The iNews newsroom system aggregates news feeds from various sources, including journalists and media outlets like AAP and Reuters, and converts them into scripts for the news and current affairs presenters.
SBS information systems manager Greg Koen said the information is transferred into a database and is written to the appropriate script for the news readers depending on where the raw material comes from.
iNews is an Avid application running on Red Hat Enterprise Linux 3.
"The ultimate outcome is the scripts and autocues," Koen said, adding that the database is proprietary to Avid.
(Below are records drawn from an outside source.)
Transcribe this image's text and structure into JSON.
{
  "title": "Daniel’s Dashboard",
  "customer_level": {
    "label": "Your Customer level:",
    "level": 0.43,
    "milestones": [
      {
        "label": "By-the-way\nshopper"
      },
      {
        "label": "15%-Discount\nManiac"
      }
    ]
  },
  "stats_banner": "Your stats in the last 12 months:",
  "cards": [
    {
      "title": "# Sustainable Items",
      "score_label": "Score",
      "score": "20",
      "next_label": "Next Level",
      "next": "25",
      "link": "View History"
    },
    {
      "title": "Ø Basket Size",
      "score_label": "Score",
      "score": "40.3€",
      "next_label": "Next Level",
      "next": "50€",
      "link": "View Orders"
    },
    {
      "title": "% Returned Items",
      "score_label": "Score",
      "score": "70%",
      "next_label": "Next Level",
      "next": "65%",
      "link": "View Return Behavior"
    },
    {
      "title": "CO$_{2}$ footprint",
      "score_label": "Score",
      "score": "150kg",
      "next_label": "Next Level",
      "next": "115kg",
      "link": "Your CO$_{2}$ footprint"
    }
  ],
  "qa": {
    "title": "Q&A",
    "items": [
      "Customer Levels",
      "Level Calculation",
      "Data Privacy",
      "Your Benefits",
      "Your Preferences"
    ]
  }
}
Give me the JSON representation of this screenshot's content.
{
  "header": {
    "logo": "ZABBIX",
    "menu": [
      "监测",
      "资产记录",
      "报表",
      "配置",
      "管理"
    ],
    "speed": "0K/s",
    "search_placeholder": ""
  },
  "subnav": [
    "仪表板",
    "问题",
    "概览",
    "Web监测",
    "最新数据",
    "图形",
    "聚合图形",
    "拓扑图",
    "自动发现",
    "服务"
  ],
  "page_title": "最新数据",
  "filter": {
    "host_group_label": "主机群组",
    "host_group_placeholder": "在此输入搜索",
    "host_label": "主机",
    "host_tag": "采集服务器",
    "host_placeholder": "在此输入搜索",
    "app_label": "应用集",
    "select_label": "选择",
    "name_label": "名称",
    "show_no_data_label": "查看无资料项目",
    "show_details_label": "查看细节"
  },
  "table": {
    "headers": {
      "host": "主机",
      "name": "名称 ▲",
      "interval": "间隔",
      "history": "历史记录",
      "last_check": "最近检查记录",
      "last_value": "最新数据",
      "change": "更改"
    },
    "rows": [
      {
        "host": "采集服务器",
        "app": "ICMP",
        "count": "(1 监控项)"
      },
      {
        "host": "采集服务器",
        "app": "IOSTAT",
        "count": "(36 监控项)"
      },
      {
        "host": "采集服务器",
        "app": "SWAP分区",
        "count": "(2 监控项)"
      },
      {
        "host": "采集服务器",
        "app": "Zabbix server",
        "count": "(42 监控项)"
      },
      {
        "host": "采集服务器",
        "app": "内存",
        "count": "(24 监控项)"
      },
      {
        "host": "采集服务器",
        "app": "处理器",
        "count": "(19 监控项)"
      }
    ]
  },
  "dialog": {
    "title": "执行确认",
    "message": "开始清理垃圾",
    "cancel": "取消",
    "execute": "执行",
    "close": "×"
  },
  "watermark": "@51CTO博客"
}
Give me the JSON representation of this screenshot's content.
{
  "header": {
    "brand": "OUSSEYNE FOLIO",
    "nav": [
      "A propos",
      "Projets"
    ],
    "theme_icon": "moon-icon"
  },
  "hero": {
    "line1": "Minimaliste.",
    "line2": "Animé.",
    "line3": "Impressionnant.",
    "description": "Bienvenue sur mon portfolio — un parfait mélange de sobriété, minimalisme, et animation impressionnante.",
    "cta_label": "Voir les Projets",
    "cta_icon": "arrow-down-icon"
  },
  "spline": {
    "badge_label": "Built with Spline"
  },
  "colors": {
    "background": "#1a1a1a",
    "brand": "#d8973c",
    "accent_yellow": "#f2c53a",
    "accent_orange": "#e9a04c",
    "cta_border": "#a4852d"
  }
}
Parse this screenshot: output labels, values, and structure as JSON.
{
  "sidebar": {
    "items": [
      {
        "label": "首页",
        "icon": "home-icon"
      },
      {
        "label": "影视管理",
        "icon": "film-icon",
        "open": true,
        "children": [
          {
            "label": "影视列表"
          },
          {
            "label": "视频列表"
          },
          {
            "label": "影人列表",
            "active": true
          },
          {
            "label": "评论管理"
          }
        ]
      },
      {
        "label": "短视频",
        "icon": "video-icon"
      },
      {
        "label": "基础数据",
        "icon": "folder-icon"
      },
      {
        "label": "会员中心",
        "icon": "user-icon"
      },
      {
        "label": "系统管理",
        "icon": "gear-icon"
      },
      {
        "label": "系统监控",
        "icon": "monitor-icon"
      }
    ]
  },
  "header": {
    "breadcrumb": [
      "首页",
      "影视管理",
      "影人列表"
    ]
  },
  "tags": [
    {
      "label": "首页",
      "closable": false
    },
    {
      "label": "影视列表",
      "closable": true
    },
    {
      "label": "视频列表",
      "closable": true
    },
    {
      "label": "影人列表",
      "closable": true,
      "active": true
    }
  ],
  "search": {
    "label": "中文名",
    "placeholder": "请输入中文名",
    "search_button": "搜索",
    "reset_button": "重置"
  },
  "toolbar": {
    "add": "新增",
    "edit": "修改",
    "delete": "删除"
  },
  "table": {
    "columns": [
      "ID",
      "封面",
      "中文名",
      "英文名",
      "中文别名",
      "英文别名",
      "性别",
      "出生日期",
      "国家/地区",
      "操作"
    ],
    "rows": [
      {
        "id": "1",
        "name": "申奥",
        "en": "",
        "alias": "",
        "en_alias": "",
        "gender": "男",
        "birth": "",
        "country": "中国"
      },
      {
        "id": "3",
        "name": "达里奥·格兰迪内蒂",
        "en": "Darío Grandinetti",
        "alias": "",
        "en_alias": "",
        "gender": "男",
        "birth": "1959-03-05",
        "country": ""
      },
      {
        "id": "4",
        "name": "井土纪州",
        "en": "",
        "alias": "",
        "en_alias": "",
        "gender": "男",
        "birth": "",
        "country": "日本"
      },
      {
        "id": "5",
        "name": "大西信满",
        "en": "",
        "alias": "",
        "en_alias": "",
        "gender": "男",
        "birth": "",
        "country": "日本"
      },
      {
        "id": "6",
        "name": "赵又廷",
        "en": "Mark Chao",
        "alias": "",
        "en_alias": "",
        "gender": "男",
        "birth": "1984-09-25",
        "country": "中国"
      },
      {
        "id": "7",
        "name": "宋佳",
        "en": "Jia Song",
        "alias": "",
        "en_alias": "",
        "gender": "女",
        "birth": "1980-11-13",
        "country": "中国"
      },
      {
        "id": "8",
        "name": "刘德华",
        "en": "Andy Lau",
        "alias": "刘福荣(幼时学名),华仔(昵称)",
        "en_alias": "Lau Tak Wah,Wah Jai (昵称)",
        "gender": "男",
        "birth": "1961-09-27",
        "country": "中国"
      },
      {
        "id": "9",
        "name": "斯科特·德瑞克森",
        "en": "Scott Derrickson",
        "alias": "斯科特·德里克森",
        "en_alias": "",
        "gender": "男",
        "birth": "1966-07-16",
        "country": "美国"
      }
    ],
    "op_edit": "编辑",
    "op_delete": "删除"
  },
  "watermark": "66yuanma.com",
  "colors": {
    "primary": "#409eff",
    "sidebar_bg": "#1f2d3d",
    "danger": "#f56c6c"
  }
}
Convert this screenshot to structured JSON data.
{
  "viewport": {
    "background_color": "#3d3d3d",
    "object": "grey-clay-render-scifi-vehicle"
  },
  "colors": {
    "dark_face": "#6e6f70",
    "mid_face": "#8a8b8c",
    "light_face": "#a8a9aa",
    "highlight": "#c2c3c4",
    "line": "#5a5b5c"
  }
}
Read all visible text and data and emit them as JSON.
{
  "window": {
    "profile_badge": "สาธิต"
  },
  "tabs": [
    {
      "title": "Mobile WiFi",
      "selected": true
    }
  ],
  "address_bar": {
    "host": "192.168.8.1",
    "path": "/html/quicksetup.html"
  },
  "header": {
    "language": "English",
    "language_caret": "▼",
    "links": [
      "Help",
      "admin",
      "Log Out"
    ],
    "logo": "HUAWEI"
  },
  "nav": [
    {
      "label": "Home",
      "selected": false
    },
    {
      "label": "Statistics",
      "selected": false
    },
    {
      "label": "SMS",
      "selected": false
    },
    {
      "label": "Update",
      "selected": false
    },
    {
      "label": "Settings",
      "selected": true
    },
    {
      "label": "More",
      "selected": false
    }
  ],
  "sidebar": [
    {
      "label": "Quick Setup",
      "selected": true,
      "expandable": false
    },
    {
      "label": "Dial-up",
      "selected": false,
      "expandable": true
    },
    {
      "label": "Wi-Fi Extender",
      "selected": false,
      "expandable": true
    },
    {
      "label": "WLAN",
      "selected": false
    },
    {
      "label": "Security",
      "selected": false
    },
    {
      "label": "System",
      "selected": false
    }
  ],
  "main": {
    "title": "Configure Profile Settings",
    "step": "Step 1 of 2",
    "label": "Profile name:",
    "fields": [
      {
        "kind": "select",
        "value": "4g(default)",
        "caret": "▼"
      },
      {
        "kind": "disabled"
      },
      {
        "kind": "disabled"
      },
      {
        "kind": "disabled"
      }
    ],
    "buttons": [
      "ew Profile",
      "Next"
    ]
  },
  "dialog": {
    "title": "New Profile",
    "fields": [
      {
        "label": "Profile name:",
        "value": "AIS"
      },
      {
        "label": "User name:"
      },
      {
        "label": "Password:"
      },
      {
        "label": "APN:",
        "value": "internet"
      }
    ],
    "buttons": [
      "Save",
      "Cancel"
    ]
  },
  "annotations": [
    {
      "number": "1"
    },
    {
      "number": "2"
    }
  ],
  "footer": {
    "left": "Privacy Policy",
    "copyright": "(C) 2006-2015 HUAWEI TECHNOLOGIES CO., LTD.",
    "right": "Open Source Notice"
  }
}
The project has been in the works for the last three months and the new system replaces the previous version of Avid which ran on an SGI Irix machine. "It went from four SGI servers to two Linux [on Intel] servers," Koen said. "It was clear Avid wanted to head that way [to Linux]."
Although SBS does use freely available Linux distributions, including Fedora, the decision to invest in Red Hat Enterprise Linux 3 and a Red Hat Network subscription was clear because of the business-critical nature of the system.
"We're very big on open source and Linux," Koen said. "We built a shot list library to describe what's on tape. The idea is to have a search engine where you can ask in lots of different ways what is on the tape and the smarts are in the text search."
The shot list database is based on LAMP - Linux, Apache, MySQL, PHP - application environment, a favourite at SBS.
"We run Sun servers with Apache, MySQL, and PHP (for sbs.com.au) and internally there is Linux on Intel with the LAMP," he said. "MySQL is efficient and very good and using a Web-based interface means we don't have to write fat, Win32 apps."
SBS has also written a workflow application with open source software, Linux is also used for print serving, and open source powered the "swingometer" at the last election.
"We used Linux to create graphics during the last election," Koen said. "Scripts were used to collect data from the electoral commission which was then fed into MySQL and passed to Macromedia Flash and then on to broadcast."
Koen will now investigate OpenLDAP in an effort to rationalize Microsoft licences, but believes he is paying for a lot of applications the vendors will never port to Linux.
For example, there are a lot of Win32 client applications used by SBS so there is no easy opportunity for Linux on the desktop, according to Koen.
Linux Australia president Jonathan Oxer said the move is indicative of the acceptance of Linux as "the new mainstream Unix".
"For a long time Unix was considered the platform for high-end, mission-critical applications and Linux a hobbyist operating system," Oxer said. "Now Linux has become mainstream and is capable of operating in mission-critical environments."
Regarding SBS's desktop dilemma, Oxer said it doesn't have much of an option when high-level applications are only developed for Windows therefore organizations need to consider the possibility of lock-in when selecting applications for long-term use.